Very good keynote today. I enjoyed looking at some of the new features you
are playing around with. I was very existed about lvar_propagate, and am
hoping I can convince you to give it another chance :)

Here's why: In my ideal world, blocks behave transparently to the end user.
There would be no difference between:

if foo == bar
  # stuff
end

and

Util.if(foo == bar) do
  # stuff
end

For the most part, this works, and is why Ruby can have a for/in syntax that
appears to many new users as a special language construct when it in fact
only wraps a block. This ability is key to Ruby's power over other
languages, because frameworks and other utility libraries can add new
"language features" easily.

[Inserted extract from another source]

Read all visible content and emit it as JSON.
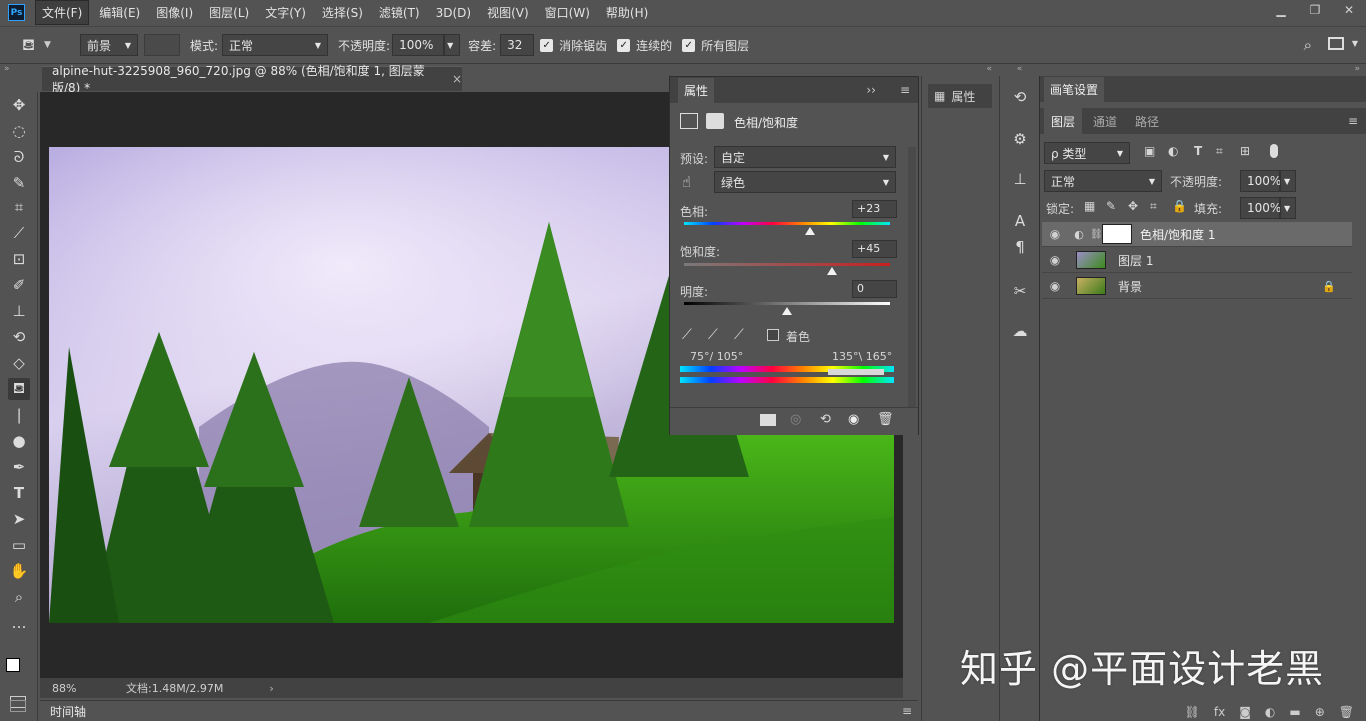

Python, in contrast, is specifically *against*
this sort of power.

Adding lvar_propagate (along with restoring 1.8 constant lookup behavior)
would remove the one remaining roadblock to having blocks that are true
stand-ins for language features. In the context of current Ruby, I can see
why the functionality seems ugly, but consider what you have to do in Ruby
1.8:

x = nil
something do
  x = 42
end
# access x

I think this is *uglier* than:

something do
  x = 42
end
# access x

In particular, I think the fact that this functionality would allow you to
implement method versions of Ruby language features is a compelling reason
to do it. What's most interesting to me is that it doesn't appear to have
any obvious user-facing drawbacks. Since the functionality is not currently
available, the only potential breakage would be:

something do
  x = 41
end
# code that specifically expects "x" to raise an exception

which seems like enough of an edge-case as to be considered insignificant.

-- 
Yehuda Katz
Developer | Engine Yard
(ph) 718.877.1325